WHAT THE EXERCISE ASKS ::
Write out the records again exactly and exclude the pictures.

INPUT DATA ::
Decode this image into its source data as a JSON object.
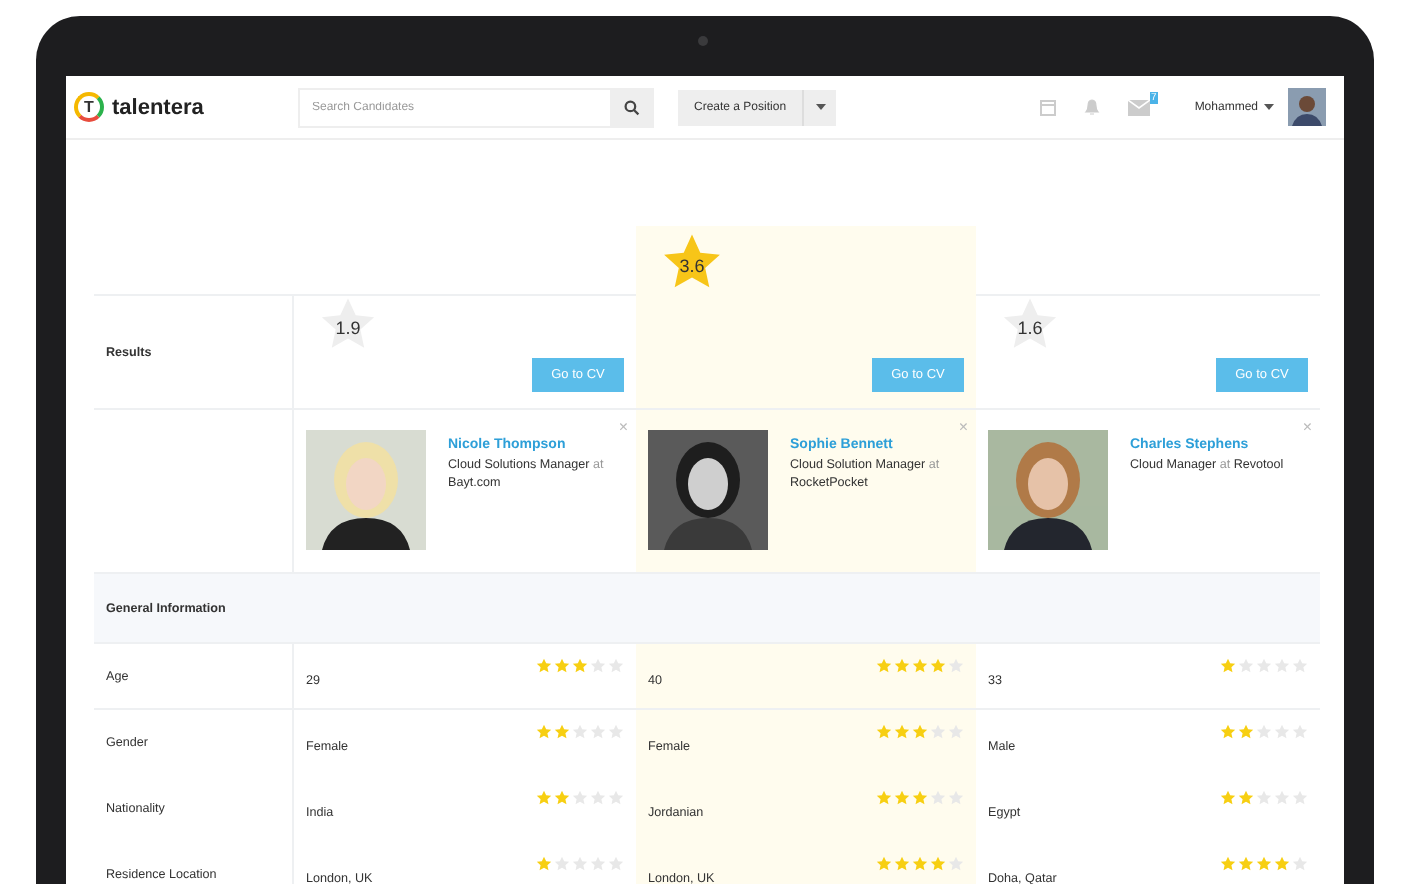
{
  "header": {
    "logo_letter": "T",
    "brand": "talentera",
    "search": {
      "placeholder": "Search Candidates"
    },
    "create_button": "Create a Position",
    "mail_badge": "7",
    "user": "Mohammed"
  },
  "results_label": "Results",
  "candidates": [
    {
      "score": "1.9",
      "selected": false,
      "button": "Go to CV",
      "close": "×",
      "name": "Nicole Thompson",
      "role": "Cloud Solutions Manager",
      "connector": "at",
      "company": "Bayt.com"
    },
    {
      "score": "3.6",
      "selected": true,
      "button": "Go to CV",
      "close": "×",
      "name": "Sophie Bennett",
      "role": "Cloud Solution Manager",
      "connector": "at",
      "company": "RocketPocket"
    },
    {
      "score": "1.6",
      "selected": false,
      "button": "Go to CV",
      "close": "×",
      "name": "Charles Stephens",
      "role": "Cloud Manager",
      "connector": "at",
      "company": "Revotool"
    }
  ],
  "section": "General Information",
  "rows": [
    {
      "label": "Age",
      "values": [
        {
          "text": "29",
          "stars": 3
        },
        {
          "text": "40",
          "stars": 4
        },
        {
          "text": "33",
          "stars": 1
        }
      ]
    },
    {
      "label": "Gender",
      "values": [
        {
          "text": "Female",
          "stars": 2
        },
        {
          "text": "Female",
          "stars": 3
        },
        {
          "text": "Male",
          "stars": 2
        }
      ]
    },
    {
      "label": "Nationality",
      "values": [
        {
          "text": "India",
          "stars": 2
        },
        {
          "text": "Jordanian",
          "stars": 3
        },
        {
          "text": "Egypt",
          "stars": 2
        }
      ]
    },
    {
      "label": "Residence Location",
      "values": [
        {
          "text": "London, UK",
          "stars": 1
        },
        {
          "text": "London, UK",
          "stars": 4
        },
        {
          "text": "Doha, Qatar",
          "stars": 4
        }
      ]
    }
  ]
}
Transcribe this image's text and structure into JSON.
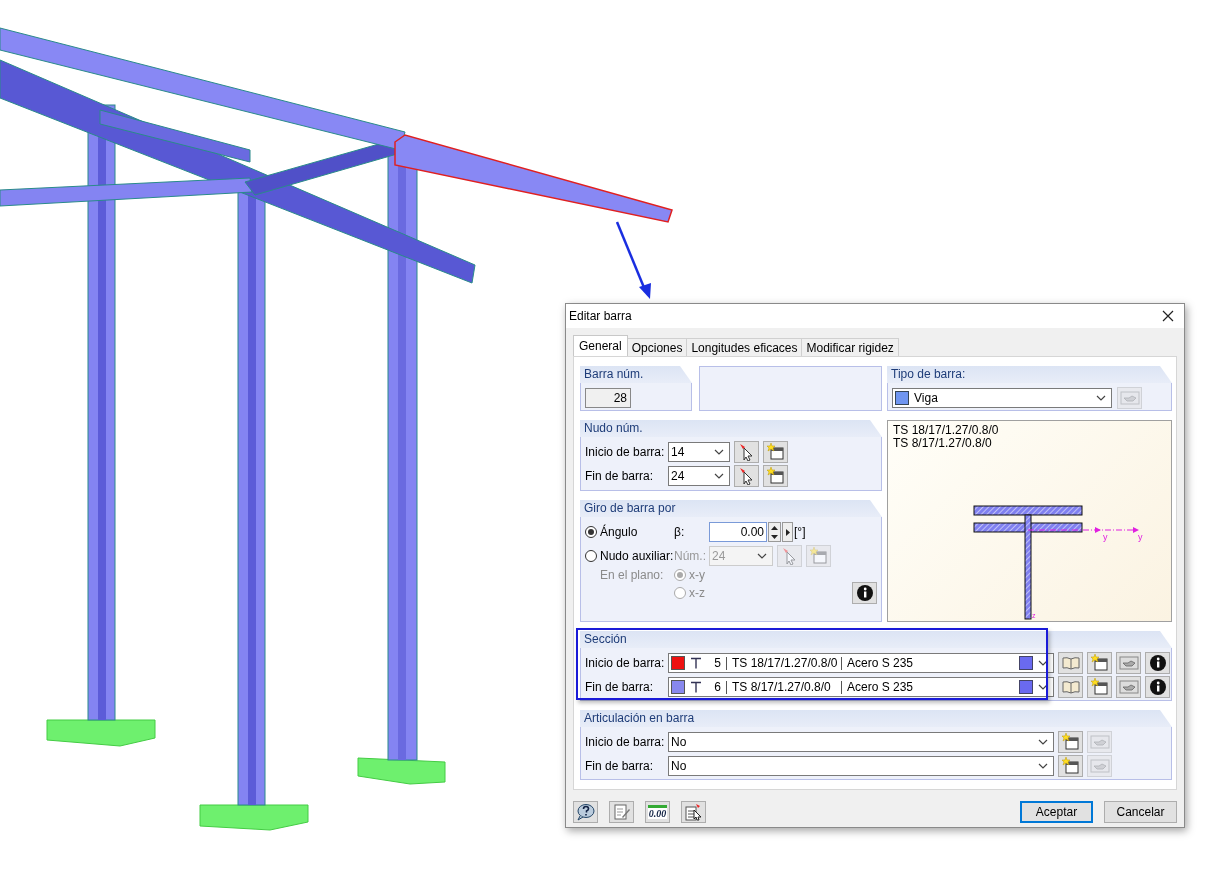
{
  "dialog": {
    "title": "Editar barra",
    "tabs": [
      {
        "label": "General",
        "selected": true
      },
      {
        "label": "Opciones",
        "selected": false
      },
      {
        "label": "Longitudes eficaces",
        "selected": false
      },
      {
        "label": "Modificar rigidez",
        "selected": false
      }
    ],
    "member_no": {
      "label": "Barra núm.",
      "value": "28"
    },
    "member_type": {
      "label": "Tipo de barra:",
      "value": "Viga"
    },
    "nodes": {
      "label": "Nudo núm.",
      "rows": [
        {
          "label": "Inicio de barra:",
          "value": "14"
        },
        {
          "label": "Fin de barra:",
          "value": "24"
        }
      ]
    },
    "preview": {
      "lines": [
        "TS 18/17/1.27/0.8/0",
        "TS 8/17/1.27/0.8/0"
      ],
      "axis_labels": [
        "y",
        "y",
        "z"
      ]
    },
    "rotation": {
      "label": "Giro de barra por",
      "beta_label": "β:",
      "beta_value": "0.00",
      "unit": "[°]",
      "node_label": "Núm.:",
      "node_value": "24",
      "node_disabled": true,
      "plane_label": "En el plano:",
      "options": [
        {
          "label": "Ángulo",
          "selected": true
        },
        {
          "label": "Nudo auxiliar:",
          "selected": false
        }
      ],
      "planes": [
        {
          "label": "x-y",
          "selected": true
        },
        {
          "label": "x-z",
          "selected": false
        }
      ]
    },
    "section": {
      "label": "Sección",
      "highlighted": true,
      "rows": [
        {
          "label": "Inicio de barra:",
          "color": "#ee1111",
          "number": "5",
          "name": "TS 18/17/1.27/0.8/0",
          "material": "Acero S 235"
        },
        {
          "label": "Fin de barra:",
          "color": "#8888ee",
          "number": "6",
          "name": "TS 8/17/1.27/0.8/0",
          "material": "Acero S 235"
        }
      ]
    },
    "hinges": {
      "label": "Articulación en barra",
      "rows": [
        {
          "label": "Inicio de barra:",
          "value": "No"
        },
        {
          "label": "Fin de barra:",
          "value": "No"
        }
      ]
    },
    "units_button": "0.00",
    "buttons": [
      {
        "label": "Aceptar",
        "default": true
      },
      {
        "label": "Cancelar",
        "default": false
      }
    ]
  }
}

TASK ANSWER ::
Decode this image into its source data as a JSON object.
{
  "header": {
    "logo_letter": "T",
    "brand": "talentera",
    "search": {
      "placeholder": "Search Candidates"
    },
    "create_button": "Create a Position",
    "mail_badge": "7",
    "user": "Mohammed"
  },
  "results_label": "Results",
  "candidates": [
    {
      "score": "1.9",
      "selected": false,
      "button": "Go to CV",
      "close": "×",
      "name": "Nicole Thompson",
      "role": "Cloud Solutions Manager",
      "connector": "at",
      "company": "Bayt.com"
    },
    {
      "score": "3.6",
      "selected": true,
      "button": "Go to CV",
      "close": "×",
      "name": "Sophie Bennett",
      "role": "Cloud Solution Manager",
      "connector": "at",
      "company": "RocketPocket"
    },
    {
      "score": "1.6",
      "selected": false,
      "button": "Go to CV",
      "close": "×",
      "name": "Charles Stephens",
      "role": "Cloud Manager",
      "connector": "at",
      "company": "Revotool"
    }
  ],
  "section": "General Information",
  "rows": [
    {
      "label": "Age",
      "values": [
        {
          "text": "29",
          "stars": 3
        },
        {
          "text": "40",
          "stars": 4
        },
        {
          "text": "33",
          "stars": 1
        }
      ]
    },
    {
      "label": "Gender",
      "values": [
        {
          "text": "Female",
          "stars": 2
        },
        {
          "text": "Female",
          "stars": 3
        },
        {
          "text": "Male",
          "stars": 2
        }
      ]
    },
    {
      "label": "Nationality",
      "values": [
        {
          "text": "India",
          "stars": 2
        },
        {
          "text": "Jordanian",
          "stars": 3
        },
        {
          "text": "Egypt",
          "stars": 2
        }
      ]
    },
    {
      "label": "Residence Location",
      "values": [
        {
          "text": "London, UK",
          "stars": 1
        },
        {
          "text": "London, UK",
          "stars": 4
        },
        {
          "text": "Doha, Qatar",
          "stars": 4
        }
      ]
    }
  ]
}
Transcribe this image's text and structure into JSON.
{
  "dialog": {
    "title": "Editar barra",
    "tabs": [
      {
        "label": "General",
        "selected": true
      },
      {
        "label": "Opciones",
        "selected": false
      },
      {
        "label": "Longitudes eficaces",
        "selected": false
      },
      {
        "label": "Modificar rigidez",
        "selected": false
      }
    ],
    "member_no": {
      "label": "Barra núm.",
      "value": "28"
    },
    "member_type": {
      "label": "Tipo de barra:",
      "value": "Viga"
    },
    "nodes": {
      "label": "Nudo núm.",
      "rows": [
        {
          "label": "Inicio de barra:",
          "value": "14"
        },
        {
          "label": "Fin de barra:",
          "value": "24"
        }
      ]
    },
    "preview": {
      "lines": [
        "TS 18/17/1.27/0.8/0",
        "TS 8/17/1.27/0.8/0"
      ],
      "axis_labels": [
        "y",
        "y",
        "z"
      ]
    },
    "rotation": {
      "label": "Giro de barra por",
      "beta_label": "β:",
      "beta_value": "0.00",
      "unit": "[°]",
      "node_label": "Núm.:",
      "node_value": "24",
      "node_disabled": true,
      "plane_label": "En el plano:",
      "options": [
        {
          "label": "Ángulo",
          "selected": true
        },
        {
          "label": "Nudo auxiliar:",
          "selected": false
        }
      ],
      "planes": [
        {
          "label": "x-y",
          "selected": true
        },
        {
          "label": "x-z",
          "selected": false
        }
      ]
    },
    "section": {
      "label": "Sección",
      "highlighted": true,
      "rows": [
        {
          "label": "Inicio de barra:",
          "color": "#ee1111",
          "number": "5",
          "name": "TS 18/17/1.27/0.8/0",
          "material": "Acero S 235"
        },
        {
          "label": "Fin de barra:",
          "color": "#8888ee",
          "number": "6",
          "name": "TS 8/17/1.27/0.8/0",
          "material": "Acero S 235"
        }
      ]
    },
    "hinges": {
      "label": "Articulación en barra",
      "rows": [
        {
          "label": "Inicio de barra:",
          "value": "No"
        },
        {
          "label": "Fin de barra:",
          "value": "No"
        }
      ]
    },
    "units_button": "0.00",
    "buttons": [
      {
        "label": "Aceptar",
        "default": true
      },
      {
        "label": "Cancelar",
        "default": false
      }
    ]
  }
}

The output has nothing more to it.